### Problem to solve
Please return all lines from the records below that include the string "title".

### Data section
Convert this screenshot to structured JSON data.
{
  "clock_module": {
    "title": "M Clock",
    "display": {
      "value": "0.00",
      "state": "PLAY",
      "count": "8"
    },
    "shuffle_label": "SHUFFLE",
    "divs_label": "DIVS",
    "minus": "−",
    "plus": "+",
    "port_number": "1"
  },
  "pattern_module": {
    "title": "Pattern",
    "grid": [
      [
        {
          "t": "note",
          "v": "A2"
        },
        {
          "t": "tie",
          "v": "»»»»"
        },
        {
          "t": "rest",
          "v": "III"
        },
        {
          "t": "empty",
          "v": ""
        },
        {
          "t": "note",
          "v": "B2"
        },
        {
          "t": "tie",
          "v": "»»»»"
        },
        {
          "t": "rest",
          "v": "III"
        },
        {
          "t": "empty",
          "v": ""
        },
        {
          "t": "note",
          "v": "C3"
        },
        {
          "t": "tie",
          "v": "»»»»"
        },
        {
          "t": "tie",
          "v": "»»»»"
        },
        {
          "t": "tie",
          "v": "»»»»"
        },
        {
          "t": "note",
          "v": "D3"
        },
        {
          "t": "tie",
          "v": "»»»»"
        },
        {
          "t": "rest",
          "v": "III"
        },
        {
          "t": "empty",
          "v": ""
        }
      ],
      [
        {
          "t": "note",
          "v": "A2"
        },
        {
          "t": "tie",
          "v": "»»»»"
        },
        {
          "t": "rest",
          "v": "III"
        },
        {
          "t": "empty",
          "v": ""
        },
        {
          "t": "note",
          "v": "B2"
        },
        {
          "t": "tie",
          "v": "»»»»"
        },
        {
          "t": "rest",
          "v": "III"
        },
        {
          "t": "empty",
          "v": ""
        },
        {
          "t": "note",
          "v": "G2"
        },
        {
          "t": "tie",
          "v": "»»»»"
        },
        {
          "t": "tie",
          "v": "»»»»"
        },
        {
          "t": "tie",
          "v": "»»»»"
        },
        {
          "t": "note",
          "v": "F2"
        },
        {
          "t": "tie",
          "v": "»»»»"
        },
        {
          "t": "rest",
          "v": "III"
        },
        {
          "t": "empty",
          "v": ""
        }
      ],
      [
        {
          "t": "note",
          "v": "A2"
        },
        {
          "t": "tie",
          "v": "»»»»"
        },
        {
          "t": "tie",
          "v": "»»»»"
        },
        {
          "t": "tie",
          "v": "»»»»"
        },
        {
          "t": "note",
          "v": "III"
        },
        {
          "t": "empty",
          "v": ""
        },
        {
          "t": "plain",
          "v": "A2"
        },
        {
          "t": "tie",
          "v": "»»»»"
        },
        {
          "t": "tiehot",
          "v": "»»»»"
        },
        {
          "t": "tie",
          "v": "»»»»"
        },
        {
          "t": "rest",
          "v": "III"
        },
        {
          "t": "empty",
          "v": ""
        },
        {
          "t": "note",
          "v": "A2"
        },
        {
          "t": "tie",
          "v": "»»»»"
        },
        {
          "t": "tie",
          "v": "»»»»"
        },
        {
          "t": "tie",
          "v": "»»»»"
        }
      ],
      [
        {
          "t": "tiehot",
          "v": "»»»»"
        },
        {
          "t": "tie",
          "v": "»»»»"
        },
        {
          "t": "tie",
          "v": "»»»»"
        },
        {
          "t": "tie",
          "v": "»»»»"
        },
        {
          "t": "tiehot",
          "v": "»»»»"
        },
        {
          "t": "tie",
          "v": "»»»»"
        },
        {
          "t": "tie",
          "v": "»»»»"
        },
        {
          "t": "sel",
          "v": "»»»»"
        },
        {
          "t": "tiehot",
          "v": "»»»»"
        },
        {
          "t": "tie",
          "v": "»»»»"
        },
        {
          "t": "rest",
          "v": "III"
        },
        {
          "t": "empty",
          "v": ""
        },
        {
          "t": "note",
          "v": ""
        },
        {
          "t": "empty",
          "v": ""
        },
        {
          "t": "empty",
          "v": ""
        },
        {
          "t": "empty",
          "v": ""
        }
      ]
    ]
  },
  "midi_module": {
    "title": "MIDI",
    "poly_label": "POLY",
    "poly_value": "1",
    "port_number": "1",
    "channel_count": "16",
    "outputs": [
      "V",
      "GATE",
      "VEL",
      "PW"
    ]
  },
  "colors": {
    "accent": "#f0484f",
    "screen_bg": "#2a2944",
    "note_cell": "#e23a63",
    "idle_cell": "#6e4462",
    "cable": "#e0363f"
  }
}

### Written response
    "title": "M Clock",
    "title": "Pattern",
    "title": "MIDI",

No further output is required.